** Opening GIVEN DATA block **

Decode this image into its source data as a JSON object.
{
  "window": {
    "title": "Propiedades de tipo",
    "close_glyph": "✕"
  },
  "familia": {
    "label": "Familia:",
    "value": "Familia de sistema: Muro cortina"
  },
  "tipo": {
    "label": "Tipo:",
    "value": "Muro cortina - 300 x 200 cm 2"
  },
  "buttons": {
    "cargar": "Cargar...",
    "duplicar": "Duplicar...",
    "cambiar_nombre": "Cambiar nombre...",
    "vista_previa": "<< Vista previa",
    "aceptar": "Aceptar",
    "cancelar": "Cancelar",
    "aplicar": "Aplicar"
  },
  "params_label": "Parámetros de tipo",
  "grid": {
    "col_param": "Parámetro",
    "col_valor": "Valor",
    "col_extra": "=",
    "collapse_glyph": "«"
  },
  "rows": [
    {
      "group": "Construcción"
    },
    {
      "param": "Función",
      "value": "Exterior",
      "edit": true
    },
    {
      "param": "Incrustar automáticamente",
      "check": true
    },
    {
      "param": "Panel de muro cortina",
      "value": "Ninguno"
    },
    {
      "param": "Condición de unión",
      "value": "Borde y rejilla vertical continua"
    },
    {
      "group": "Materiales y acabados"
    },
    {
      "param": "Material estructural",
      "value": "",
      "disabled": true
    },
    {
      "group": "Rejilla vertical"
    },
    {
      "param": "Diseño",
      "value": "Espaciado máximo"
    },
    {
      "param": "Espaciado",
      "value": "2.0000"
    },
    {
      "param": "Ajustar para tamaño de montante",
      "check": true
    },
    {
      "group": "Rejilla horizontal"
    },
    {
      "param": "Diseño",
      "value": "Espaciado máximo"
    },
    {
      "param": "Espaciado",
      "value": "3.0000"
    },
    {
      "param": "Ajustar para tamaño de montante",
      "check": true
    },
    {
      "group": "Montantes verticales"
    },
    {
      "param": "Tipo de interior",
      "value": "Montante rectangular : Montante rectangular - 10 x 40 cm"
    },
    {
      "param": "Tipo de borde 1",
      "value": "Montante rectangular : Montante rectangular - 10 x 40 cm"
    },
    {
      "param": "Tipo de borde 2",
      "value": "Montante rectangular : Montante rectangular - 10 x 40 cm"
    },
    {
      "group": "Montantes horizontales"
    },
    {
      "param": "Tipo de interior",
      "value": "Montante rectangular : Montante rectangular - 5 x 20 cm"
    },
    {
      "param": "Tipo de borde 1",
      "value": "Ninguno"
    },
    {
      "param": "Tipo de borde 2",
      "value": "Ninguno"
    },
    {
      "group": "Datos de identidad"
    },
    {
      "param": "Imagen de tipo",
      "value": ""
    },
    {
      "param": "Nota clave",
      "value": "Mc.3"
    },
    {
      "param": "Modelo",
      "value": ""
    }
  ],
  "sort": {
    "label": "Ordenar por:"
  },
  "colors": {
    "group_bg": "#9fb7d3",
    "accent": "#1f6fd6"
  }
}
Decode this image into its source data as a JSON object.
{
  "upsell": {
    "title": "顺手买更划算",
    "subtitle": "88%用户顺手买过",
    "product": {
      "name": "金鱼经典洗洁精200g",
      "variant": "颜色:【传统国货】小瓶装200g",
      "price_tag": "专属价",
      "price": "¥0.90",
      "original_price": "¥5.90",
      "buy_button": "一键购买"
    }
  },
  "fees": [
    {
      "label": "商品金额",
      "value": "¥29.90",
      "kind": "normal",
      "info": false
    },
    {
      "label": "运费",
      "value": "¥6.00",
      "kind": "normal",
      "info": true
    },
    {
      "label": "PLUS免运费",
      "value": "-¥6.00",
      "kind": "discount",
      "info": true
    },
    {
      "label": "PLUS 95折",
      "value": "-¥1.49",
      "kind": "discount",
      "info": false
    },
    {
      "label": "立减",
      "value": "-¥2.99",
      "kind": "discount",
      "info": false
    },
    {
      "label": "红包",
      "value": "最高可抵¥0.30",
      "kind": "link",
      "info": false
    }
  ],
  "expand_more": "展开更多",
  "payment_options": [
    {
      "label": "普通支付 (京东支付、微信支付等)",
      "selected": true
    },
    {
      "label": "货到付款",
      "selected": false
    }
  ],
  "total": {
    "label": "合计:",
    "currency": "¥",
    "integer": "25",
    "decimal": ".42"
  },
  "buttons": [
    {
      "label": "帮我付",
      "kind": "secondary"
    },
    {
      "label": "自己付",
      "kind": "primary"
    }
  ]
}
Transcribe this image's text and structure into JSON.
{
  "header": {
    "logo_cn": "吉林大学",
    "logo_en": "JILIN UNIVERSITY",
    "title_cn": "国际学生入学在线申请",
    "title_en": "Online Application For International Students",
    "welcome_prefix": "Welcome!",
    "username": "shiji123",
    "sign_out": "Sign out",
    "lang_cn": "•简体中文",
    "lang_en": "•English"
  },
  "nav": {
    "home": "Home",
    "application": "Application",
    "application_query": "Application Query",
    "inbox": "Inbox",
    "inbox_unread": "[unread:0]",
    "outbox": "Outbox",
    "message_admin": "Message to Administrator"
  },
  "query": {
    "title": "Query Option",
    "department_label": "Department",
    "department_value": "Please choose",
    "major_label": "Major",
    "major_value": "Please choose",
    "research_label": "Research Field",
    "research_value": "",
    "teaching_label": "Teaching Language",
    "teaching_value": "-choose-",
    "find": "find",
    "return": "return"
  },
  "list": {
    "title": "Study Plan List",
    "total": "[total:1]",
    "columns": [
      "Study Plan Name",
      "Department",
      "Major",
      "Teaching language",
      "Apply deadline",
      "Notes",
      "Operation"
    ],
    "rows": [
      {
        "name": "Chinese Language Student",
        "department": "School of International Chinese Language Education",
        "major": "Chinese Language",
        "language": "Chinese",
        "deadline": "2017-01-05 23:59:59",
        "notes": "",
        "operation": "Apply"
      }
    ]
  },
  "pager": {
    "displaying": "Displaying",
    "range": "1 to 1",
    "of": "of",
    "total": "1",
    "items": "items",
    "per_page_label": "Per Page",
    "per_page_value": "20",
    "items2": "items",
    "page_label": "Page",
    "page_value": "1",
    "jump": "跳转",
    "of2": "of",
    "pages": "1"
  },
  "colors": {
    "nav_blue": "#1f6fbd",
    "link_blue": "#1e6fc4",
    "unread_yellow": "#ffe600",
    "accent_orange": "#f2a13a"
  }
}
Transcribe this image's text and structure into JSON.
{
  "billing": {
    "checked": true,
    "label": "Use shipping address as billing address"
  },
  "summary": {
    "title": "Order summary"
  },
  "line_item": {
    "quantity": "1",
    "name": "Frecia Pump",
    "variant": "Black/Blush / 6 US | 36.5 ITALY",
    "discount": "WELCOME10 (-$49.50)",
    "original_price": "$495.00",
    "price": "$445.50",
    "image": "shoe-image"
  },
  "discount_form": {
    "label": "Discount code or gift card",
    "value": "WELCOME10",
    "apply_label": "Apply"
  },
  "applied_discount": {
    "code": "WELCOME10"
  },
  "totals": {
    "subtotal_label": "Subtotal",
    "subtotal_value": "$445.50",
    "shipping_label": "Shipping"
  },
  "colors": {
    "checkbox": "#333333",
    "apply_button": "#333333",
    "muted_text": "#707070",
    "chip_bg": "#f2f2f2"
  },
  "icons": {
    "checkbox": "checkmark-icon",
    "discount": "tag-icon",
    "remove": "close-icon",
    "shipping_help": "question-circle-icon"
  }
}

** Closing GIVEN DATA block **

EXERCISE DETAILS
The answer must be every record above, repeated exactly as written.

EXERCISE RESPONSE
Decode this image into its source data as a JSON object.
{
  "window": {
    "title": "Propiedades de tipo",
    "close_glyph": "✕"
  },
  "familia": {
    "label": "Familia:",
    "value": "Familia de sistema: Muro cortina"
  },
  "tipo": {
    "label": "Tipo:",
    "value": "Muro cortina - 300 x 200 cm 2"
  },
  "buttons": {
    "cargar": "Cargar...",
    "duplicar": "Duplicar...",
    "cambiar_nombre": "Cambiar nombre...",
    "vista_previa": "<< Vista previa",
    "aceptar": "Aceptar",
    "cancelar": "Cancelar",
    "aplicar": "Aplicar"
  },
  "params_label": "Parámetros de tipo",
  "grid": {
    "col_param": "Parámetro",
    "col_valor": "Valor",
    "col_extra": "=",
    "collapse_glyph": "«"
  },
  "rows": [
    {
      "group": "Construcción"
    },
    {
      "param": "Función",
      "value": "Exterior",
      "edit": true
    },
    {
      "param": "Incrustar automáticamente",
      "check": true
    },
    {
      "param": "Panel de muro cortina",
      "value": "Ninguno"
    },
    {
      "param": "Condición de unión",
      "value": "Borde y rejilla vertical continua"
    },
    {
      "group": "Materiales y acabados"
    },
    {
      "param": "Material estructural",
      "value": "",
      "disabled": true
    },
    {
      "group": "Rejilla vertical"
    },
    {
      "param": "Diseño",
      "value": "Espaciado máximo"
    },
    {
      "param": "Espaciado",
      "value": "2.0000"
    },
    {
      "param": "Ajustar para tamaño de montante",
      "check": true
    },
    {
      "group": "Rejilla horizontal"
    },
    {
      "param": "Diseño",
      "value": "Espaciado máximo"
    },
    {
      "param": "Espaciado",
      "value": "3.0000"
    },
    {
      "param": "Ajustar para tamaño de montante",
      "check": true
    },
    {
      "group": "Montantes verticales"
    },
    {
      "param": "Tipo de interior",
      "value": "Montante rectangular : Montante rectangular - 10 x 40 cm"
    },
    {
      "param": "Tipo de borde 1",
      "value": "Montante rectangular : Montante rectangular - 10 x 40 cm"
    },
    {
      "param": "Tipo de borde 2",
      "value": "Montante rectangular : Montante rectangular - 10 x 40 cm"
    },
    {
      "group": "Montantes horizontales"
    },
    {
      "param": "Tipo de interior",
      "value": "Montante rectangular : Montante rectangular - 5 x 20 cm"
    },
    {
      "param": "Tipo de borde 1",
      "value": "Ninguno"
    },
    {
      "param": "Tipo de borde 2",
      "value": "Ninguno"
    },
    {
      "group": "Datos de identidad"
    },
    {
      "param": "Imagen de tipo",
      "value": ""
    },
    {
      "param": "Nota clave",
      "value": "Mc.3"
    },
    {
      "param": "Modelo",
      "value": ""
    }
  ],
  "sort": {
    "label": "Ordenar por:"
  },
  "colors": {
    "group_bg": "#9fb7d3",
    "accent": "#1f6fd6"
  }
}
Decode this image into its source data as a JSON object.
{
  "upsell": {
    "title": "顺手买更划算",
    "subtitle": "88%用户顺手买过",
    "product": {
      "name": "金鱼经典洗洁精200g",
      "variant": "颜色:【传统国货】小瓶装200g",
      "price_tag": "专属价",
      "price": "¥0.90",
      "original_price": "¥5.90",
      "buy_button": "一键购买"
    }
  },
  "fees": [
    {
      "label": "商品金额",
      "value": "¥29.90",
      "kind": "normal",
      "info": false
    },
    {
      "label": "运费",
      "value": "¥6.00",
      "kind": "normal",
      "info": true
    },
    {
      "label": "PLUS免运费",
      "value": "-¥6.00",
      "kind": "discount",
      "info": true
    },
    {
      "label": "PLUS 95折",
      "value": "-¥1.49",
      "kind": "discount",
      "info": false
    },
    {
      "label": "立减",
      "value": "-¥2.99",
      "kind": "discount",
      "info": false
    },
    {
      "label": "红包",
      "value": "最高可抵¥0.30",
      "kind": "link",
      "info": false
    }
  ],
  "expand_more": "展开更多",
  "payment_options": [
    {
      "label": "普通支付 (京东支付、微信支付等)",
      "selected": true
    },
    {
      "label": "货到付款",
      "selected": false
    }
  ],
  "total": {
    "label": "合计:",
    "currency": "¥",
    "integer": "25",
    "decimal": ".42"
  },
  "buttons": [
    {
      "label": "帮我付",
      "kind": "secondary"
    },
    {
      "label": "自己付",
      "kind": "primary"
    }
  ]
}
Transcribe this image's text and structure into JSON.
{
  "header": {
    "logo_cn": "吉林大学",
    "logo_en": "JILIN UNIVERSITY",
    "title_cn": "国际学生入学在线申请",
    "title_en": "Online Application For International Students",
    "welcome_prefix": "Welcome!",
    "username": "shiji123",
    "sign_out": "Sign out",
    "lang_cn": "•简体中文",
    "lang_en": "•English"
  },
  "nav": {
    "home": "Home",
    "application": "Application",
    "application_query": "Application Query",
    "inbox": "Inbox",
    "inbox_unread": "[unread:0]",
    "outbox": "Outbox",
    "message_admin": "Message to Administrator"
  },
  "query": {
    "title": "Query Option",
    "department_label": "Department",
    "department_value": "Please choose",
    "major_label": "Major",
    "major_value": "Please choose",
    "research_label": "Research Field",
    "research_value": "",
    "teaching_label": "Teaching Language",
    "teaching_value": "-choose-",
    "find": "find",
    "return": "return"
  },
  "list": {
    "title": "Study Plan List",
    "total": "[total:1]",
    "columns": [
      "Study Plan Name",
      "Department",
      "Major",
      "Teaching language",
      "Apply deadline",
      "Notes",
      "Operation"
    ],
    "rows": [
      {
        "name": "Chinese Language Student",
        "department": "School of International Chinese Language Education",
        "major": "Chinese Language",
        "language": "Chinese",
        "deadline": "2017-01-05 23:59:59",
        "notes": "",
        "operation": "Apply"
      }
    ]
  },
  "pager": {
    "displaying": "Displaying",
    "range": "1 to 1",
    "of": "of",
    "total": "1",
    "items": "items",
    "per_page_label": "Per Page",
    "per_page_value": "20",
    "items2": "items",
    "page_label": "Page",
    "page_value": "1",
    "jump": "跳转",
    "of2": "of",
    "pages": "1"
  },
  "colors": {
    "nav_blue": "#1f6fbd",
    "link_blue": "#1e6fc4",
    "unread_yellow": "#ffe600",
    "accent_orange": "#f2a13a"
  }
}
Transcribe this image's text and structure into JSON.
{
  "billing": {
    "checked": true,
    "label": "Use shipping address as billing address"
  },
  "summary": {
    "title": "Order summary"
  },
  "line_item": {
    "quantity": "1",
    "name": "Frecia Pump",
    "variant": "Black/Blush / 6 US | 36.5 ITALY",
    "discount": "WELCOME10 (-$49.50)",
    "original_price": "$495.00",
    "price": "$445.50",
    "image": "shoe-image"
  },
  "discount_form": {
    "label": "Discount code or gift card",
    "value": "WELCOME10",
    "apply_label": "Apply"
  },
  "applied_discount": {
    "code": "WELCOME10"
  },
  "totals": {
    "subtotal_label": "Subtotal",
    "subtotal_value": "$445.50",
    "shipping_label": "Shipping"
  },
  "colors": {
    "checkbox": "#333333",
    "apply_button": "#333333",
    "muted_text": "#707070",
    "chip_bg": "#f2f2f2"
  },
  "icons": {
    "checkbox": "checkmark-icon",
    "discount": "tag-icon",
    "remove": "close-icon",
    "shipping_help": "question-circle-icon"
  }
}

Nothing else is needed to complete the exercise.